Geneva: Nuclear scientists announced on Sunday they have found a way to "trap" for more than 15 minutes elusive antimatter atoms that used to disappear after a
fraction of a second.
That will give scientists at the European Organization for Nuclear Research time to study the atoms properly, in the hope of understanding what happened during the first moments of the universe.
The achievement is a significant improvement on earlier attempts to trap antihydrogen, which like all antimatter has a tendency to disappear before scientists have time to examine it.
"We went from two-tenths of a second to 1,000 seconds," said American scientist Jeffrey Hangst, a spokesman for the ALPHA research team working at the world`s biggest particle physics lab, known by its French acronym CERN, on the Swiss-French border.
The team improved the efficiency of the antimatter trap by cooling antihydrogen atoms down to less than 0.5 degrees above absolute zero.

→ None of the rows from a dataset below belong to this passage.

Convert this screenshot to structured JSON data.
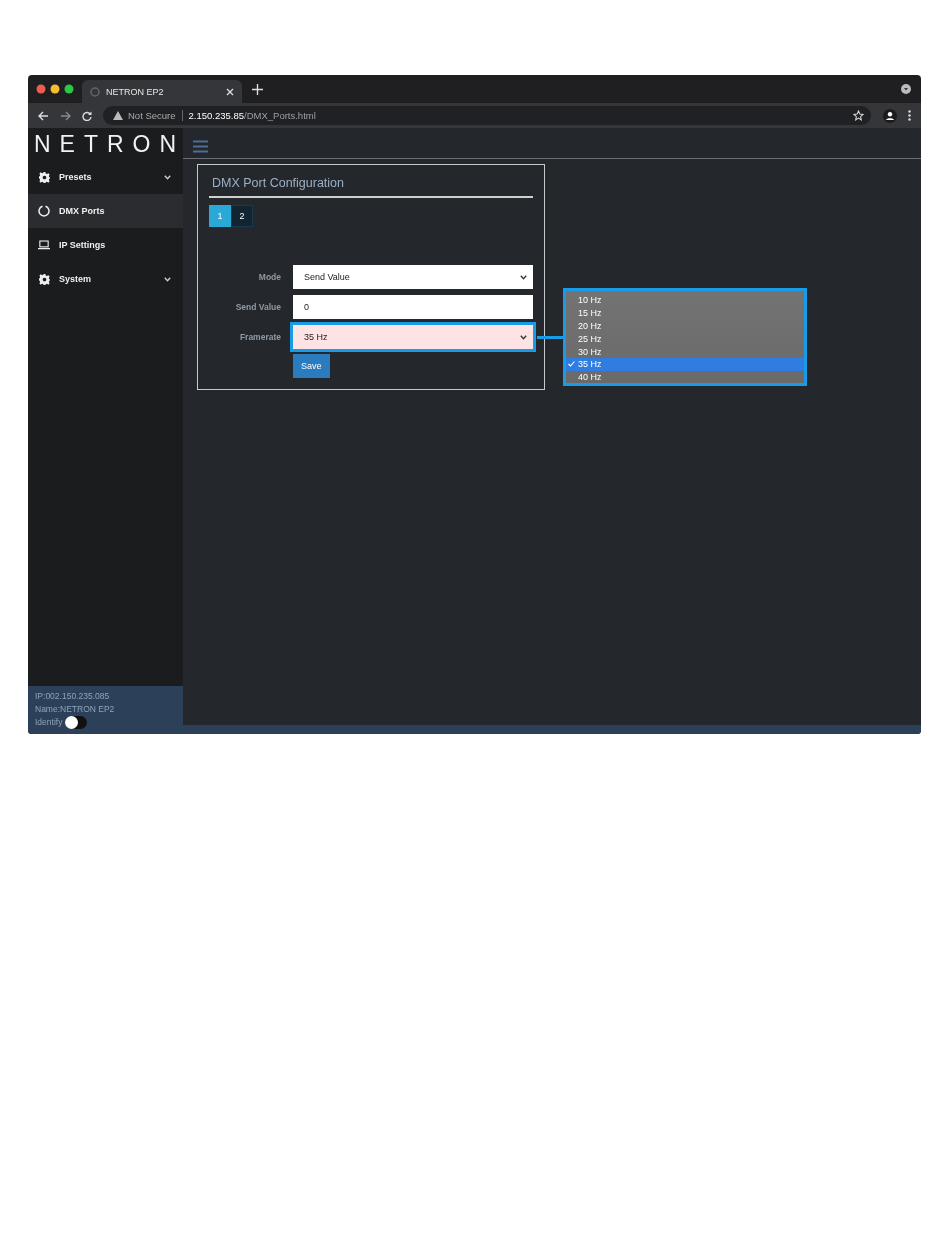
{
  "browser": {
    "tab_title": "NETRON EP2",
    "security": "Not Secure",
    "url_host": "2.150.235.85",
    "url_path": "/DMX_Ports.html"
  },
  "logo": "NETRON",
  "sidebar": {
    "items": [
      {
        "label": "Presets",
        "kind": "gear",
        "expandable": true,
        "selected": false
      },
      {
        "label": "DMX Ports",
        "kind": "ring",
        "expandable": false,
        "selected": true
      },
      {
        "label": "IP Settings",
        "kind": "laptop",
        "expandable": false,
        "selected": false
      },
      {
        "label": "System",
        "kind": "gear",
        "expandable": true,
        "selected": false
      }
    ]
  },
  "status": {
    "ip": "IP:002.150.235.085",
    "name": "Name:NETRON EP2",
    "identify_label": "Identify",
    "identify_on": false
  },
  "card": {
    "title": "DMX Port Configuration",
    "ports": [
      {
        "label": "1",
        "selected": true
      },
      {
        "label": "2",
        "selected": false
      }
    ],
    "fields": [
      {
        "kind": "select",
        "label": "Mode",
        "value": "Send Value",
        "highlighted": false
      },
      {
        "kind": "input",
        "label": "Send Value",
        "value": "0",
        "highlighted": false
      },
      {
        "kind": "select",
        "label": "Framerate",
        "value": "35 Hz",
        "highlighted": true
      }
    ],
    "save": "Save"
  },
  "dropdown": {
    "options": [
      {
        "label": "10 Hz",
        "selected": false
      },
      {
        "label": "15 Hz",
        "selected": false
      },
      {
        "label": "20 Hz",
        "selected": false
      },
      {
        "label": "25 Hz",
        "selected": false
      },
      {
        "label": "30 Hz",
        "selected": false
      },
      {
        "label": "35 Hz",
        "selected": true
      },
      {
        "label": "40 Hz",
        "selected": false
      }
    ]
  }
}
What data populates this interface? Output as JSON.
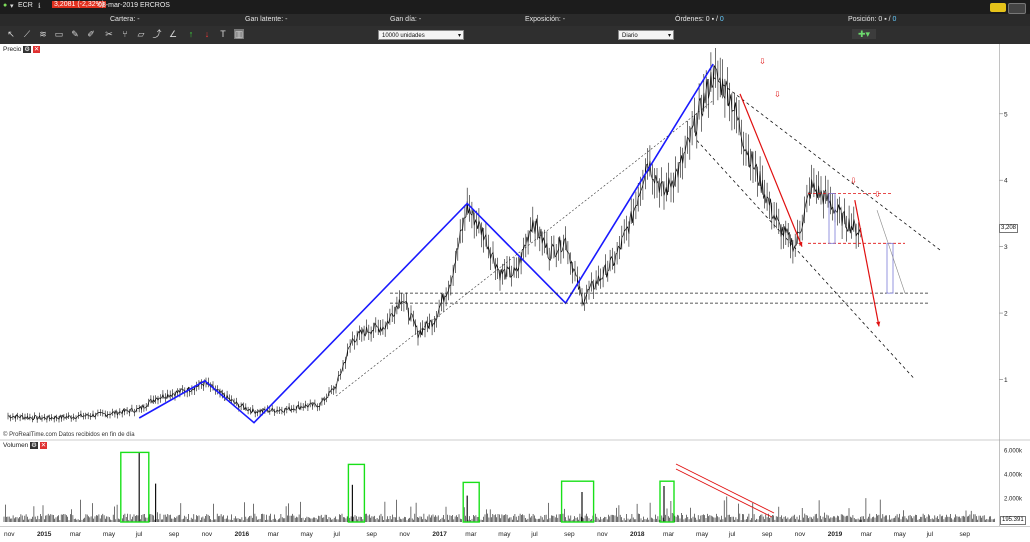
{
  "titlebar": {
    "symbol": "ECR",
    "price_change": "3,2081 (-2,32%)",
    "date_name": "08-mar-2019 ERCROS"
  },
  "account": {
    "fields": [
      {
        "label": "Cartera",
        "value": "-"
      },
      {
        "label": "Gan latente",
        "value": "-"
      },
      {
        "label": "Gan día",
        "value": "-"
      },
      {
        "label": "Exposición",
        "value": "-"
      },
      {
        "label": "Órdenes",
        "value": "0"
      },
      {
        "label": "Posición",
        "value": "0"
      }
    ]
  },
  "toolbar": {
    "quantity": "10000 unidades",
    "timeframe": "Diario"
  },
  "panels": {
    "price_label": "Precio",
    "volume_label": "Volumen",
    "source_note": "© ProRealTime.com  Datos recibidos en fin de día",
    "current_price": "3,208",
    "current_volume": "195.391"
  },
  "colors": {
    "candles": "#111111",
    "trend_lines": "#1a1aff",
    "red_arrows": "#e01010",
    "volume_boxes": "#19e019",
    "support": "#222222"
  },
  "chart_data": [
    {
      "type": "line",
      "name": "ERCROS daily price",
      "y_ticks": [
        1,
        2,
        3,
        4,
        5
      ],
      "ylim": [
        0.3,
        5.9
      ],
      "x_ticks": [
        "nov",
        "2015",
        "mar",
        "may",
        "jul",
        "sep",
        "nov",
        "2016",
        "mar",
        "may",
        "jul",
        "sep",
        "nov",
        "2017",
        "mar",
        "may",
        "jul",
        "sep",
        "nov",
        "2018",
        "mar",
        "may",
        "jul",
        "sep",
        "nov",
        "2019",
        "mar",
        "may",
        "jul",
        "sep"
      ],
      "points": [
        [
          "2014-11",
          0.45
        ],
        [
          "2015-01",
          0.42
        ],
        [
          "2015-03",
          0.44
        ],
        [
          "2015-05",
          0.48
        ],
        [
          "2015-07",
          0.55
        ],
        [
          "2015-08",
          0.72
        ],
        [
          "2015-10",
          0.85
        ],
        [
          "2015-11",
          0.95
        ],
        [
          "2015-12",
          0.78
        ],
        [
          "2016-01",
          0.62
        ],
        [
          "2016-02",
          0.52
        ],
        [
          "2016-04",
          0.55
        ],
        [
          "2016-05",
          0.6
        ],
        [
          "2016-06",
          0.62
        ],
        [
          "2016-07",
          0.9
        ],
        [
          "2016-08",
          1.6
        ],
        [
          "2016-09",
          1.75
        ],
        [
          "2016-10",
          1.8
        ],
        [
          "2016-11",
          2.25
        ],
        [
          "2016-12",
          1.7
        ],
        [
          "2017-01",
          1.9
        ],
        [
          "2017-02",
          2.5
        ],
        [
          "2017-03",
          3.6
        ],
        [
          "2017-04",
          3.2
        ],
        [
          "2017-05",
          2.6
        ],
        [
          "2017-06",
          2.6
        ],
        [
          "2017-07",
          3.4
        ],
        [
          "2017-08",
          2.9
        ],
        [
          "2017-09",
          3.1
        ],
        [
          "2017-10",
          2.2
        ],
        [
          "2017-11",
          2.5
        ],
        [
          "2017-12",
          2.8
        ],
        [
          "2018-01",
          3.4
        ],
        [
          "2018-02",
          4.3
        ],
        [
          "2018-03",
          3.8
        ],
        [
          "2018-04",
          4.2
        ],
        [
          "2018-05",
          4.9
        ],
        [
          "2018-06",
          5.6
        ],
        [
          "2018-07",
          5.3
        ],
        [
          "2018-08",
          4.5
        ],
        [
          "2018-09",
          3.9
        ],
        [
          "2018-10",
          3.3
        ],
        [
          "2018-11",
          3.0
        ],
        [
          "2018-12",
          3.9
        ],
        [
          "2019-01",
          3.7
        ],
        [
          "2019-02",
          3.4
        ],
        [
          "2019-03",
          3.21
        ]
      ],
      "support_levels": [
        2.3,
        2.15
      ],
      "resistance_box": [
        3.05,
        3.8
      ]
    },
    {
      "type": "bar",
      "name": "Volumen",
      "y_ticks": [
        "2.000k",
        "4.000k",
        "6.000k"
      ],
      "ylim": [
        0,
        6000000
      ],
      "spikes": [
        [
          "2015-07",
          5800000
        ],
        [
          "2015-08",
          3200000
        ],
        [
          "2016-08",
          3100000
        ],
        [
          "2017-03",
          2200000
        ],
        [
          "2017-10",
          2500000
        ],
        [
          "2018-03",
          3000000
        ],
        [
          "2019-03",
          195391
        ]
      ]
    }
  ]
}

Their research was published online in the journal Nature Physics.
Hangst said extending the lifetime of antihydrogen means scientists can be sure it has enough time to settle so it can be probed and compared with hydrogen atoms.
The team will begin firing microwaves and then lasers at trapped antihydrogen later this year.
Phillip F. Schewe, a spokesman for the American Institute of Physics, said refining the antimatter trap was a great feat of physics engineering.